Women who are held back, who give up, who believe they don’t “have what it takes” are frequently women who live with depression, anxiety, and poor mental health. All of that is capable of being shifted. It doesn’t necessary require a mental health practitioner or even medication. Often, good mental health may simply require a hand-up, guidance, and permission to go for it. That is a message the poor and women – those least likely to be offered mental health assistance – rarely receive. Undoubtedly, mental health can be psychiatric; I have had to hospitalise numerous patients over the years. However, I do believe to a large extent mental disorders such as anxiety and depression, which loom the largest in the long list of global mental disorders, are most frequently situational.

Having someone believe in you and being given the opportunity to grow, to succeed, and to challenge yourself, whether in working out, in a career, or even in a relationship, can be immensely healing on all levels. Spiritually having hope, seeing a light at the end of the tunnel or knowing someone actually sees who you are, can shift mental illness to mental health quickly.

Fundamentally, mental health is of utmost importance because it has such impact on our physical health, our survival, and our success. Whether we approach it as a disease or as a situational occurrence, due to a loss of self, an unhappy home, abuse or extreme poverty, it calls on us to look at the whole picture, to understand the wants, needs, and desires of those afflicted and be open to supporting them in coming alive, whole, sane, and successful – whatever that means to them.

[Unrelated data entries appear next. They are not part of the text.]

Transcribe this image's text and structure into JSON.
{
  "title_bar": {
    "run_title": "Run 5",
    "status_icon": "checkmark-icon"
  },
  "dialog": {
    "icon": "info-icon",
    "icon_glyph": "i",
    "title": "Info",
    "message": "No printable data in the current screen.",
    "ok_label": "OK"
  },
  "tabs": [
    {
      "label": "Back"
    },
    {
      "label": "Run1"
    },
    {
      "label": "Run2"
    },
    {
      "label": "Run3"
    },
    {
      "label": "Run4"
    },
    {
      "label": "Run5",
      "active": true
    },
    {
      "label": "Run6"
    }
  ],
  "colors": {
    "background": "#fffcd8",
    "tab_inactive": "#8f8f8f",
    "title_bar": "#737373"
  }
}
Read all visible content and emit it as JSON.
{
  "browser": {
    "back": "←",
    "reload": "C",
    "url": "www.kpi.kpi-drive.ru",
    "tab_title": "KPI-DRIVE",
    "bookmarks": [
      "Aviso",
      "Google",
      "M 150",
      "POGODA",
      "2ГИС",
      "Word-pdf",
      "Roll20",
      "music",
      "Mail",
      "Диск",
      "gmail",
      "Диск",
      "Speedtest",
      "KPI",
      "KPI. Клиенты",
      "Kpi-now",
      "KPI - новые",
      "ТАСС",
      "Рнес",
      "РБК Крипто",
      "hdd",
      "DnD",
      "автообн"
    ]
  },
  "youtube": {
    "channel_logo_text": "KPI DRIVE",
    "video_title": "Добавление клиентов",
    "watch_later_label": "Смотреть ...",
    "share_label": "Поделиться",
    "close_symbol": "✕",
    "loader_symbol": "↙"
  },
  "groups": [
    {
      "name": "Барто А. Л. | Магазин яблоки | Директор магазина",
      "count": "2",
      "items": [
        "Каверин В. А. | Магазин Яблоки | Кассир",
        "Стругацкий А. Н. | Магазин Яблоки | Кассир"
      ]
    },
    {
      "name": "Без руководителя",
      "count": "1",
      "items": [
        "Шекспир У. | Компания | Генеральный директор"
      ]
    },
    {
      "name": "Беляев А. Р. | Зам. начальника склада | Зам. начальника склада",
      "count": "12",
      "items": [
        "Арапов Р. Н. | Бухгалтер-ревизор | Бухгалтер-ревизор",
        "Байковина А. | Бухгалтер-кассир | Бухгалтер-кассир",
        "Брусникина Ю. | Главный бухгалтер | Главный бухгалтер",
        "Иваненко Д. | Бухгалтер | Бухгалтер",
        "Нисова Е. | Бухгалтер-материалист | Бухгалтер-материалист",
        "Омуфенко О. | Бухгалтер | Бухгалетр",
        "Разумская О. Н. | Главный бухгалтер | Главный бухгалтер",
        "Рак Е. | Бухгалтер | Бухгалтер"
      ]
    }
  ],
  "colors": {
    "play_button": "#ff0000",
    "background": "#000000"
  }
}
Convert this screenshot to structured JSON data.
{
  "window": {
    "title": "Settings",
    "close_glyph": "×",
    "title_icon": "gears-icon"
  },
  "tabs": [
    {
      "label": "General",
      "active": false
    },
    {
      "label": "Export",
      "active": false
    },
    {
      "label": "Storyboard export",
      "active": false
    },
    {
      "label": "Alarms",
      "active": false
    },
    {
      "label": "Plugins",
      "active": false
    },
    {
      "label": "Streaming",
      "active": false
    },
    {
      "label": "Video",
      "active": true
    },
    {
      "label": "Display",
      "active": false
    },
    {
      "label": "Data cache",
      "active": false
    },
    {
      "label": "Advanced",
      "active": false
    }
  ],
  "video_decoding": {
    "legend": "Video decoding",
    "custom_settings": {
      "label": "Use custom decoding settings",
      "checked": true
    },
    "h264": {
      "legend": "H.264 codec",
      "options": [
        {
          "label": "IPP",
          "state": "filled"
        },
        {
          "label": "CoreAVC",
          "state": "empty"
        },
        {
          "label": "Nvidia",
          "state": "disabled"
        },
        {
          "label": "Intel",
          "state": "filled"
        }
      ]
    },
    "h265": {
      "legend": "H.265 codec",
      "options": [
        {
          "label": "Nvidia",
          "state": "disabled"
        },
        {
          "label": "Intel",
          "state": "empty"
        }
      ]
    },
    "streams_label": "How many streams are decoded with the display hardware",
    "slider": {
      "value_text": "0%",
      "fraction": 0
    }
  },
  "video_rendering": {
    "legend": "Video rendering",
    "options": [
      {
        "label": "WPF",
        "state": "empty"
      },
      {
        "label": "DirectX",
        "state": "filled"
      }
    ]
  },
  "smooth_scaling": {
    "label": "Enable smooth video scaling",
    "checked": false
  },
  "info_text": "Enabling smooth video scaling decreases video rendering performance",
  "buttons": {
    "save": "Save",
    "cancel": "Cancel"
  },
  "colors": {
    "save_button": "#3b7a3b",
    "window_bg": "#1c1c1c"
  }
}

This article is featured on The Sisters.


About Dorothy

Dr. Dorothy’s life story of coming from an orphanage, being raised in the housing projects of South Boston, becoming a Catholic nun, an international airline stewardess, a wife, mother, graduate faculty member, Clinical Instructor at a Medical School, and so much more provides the perfect backdrop for her message of joy, humor, passion and faith as the necessary tools for life.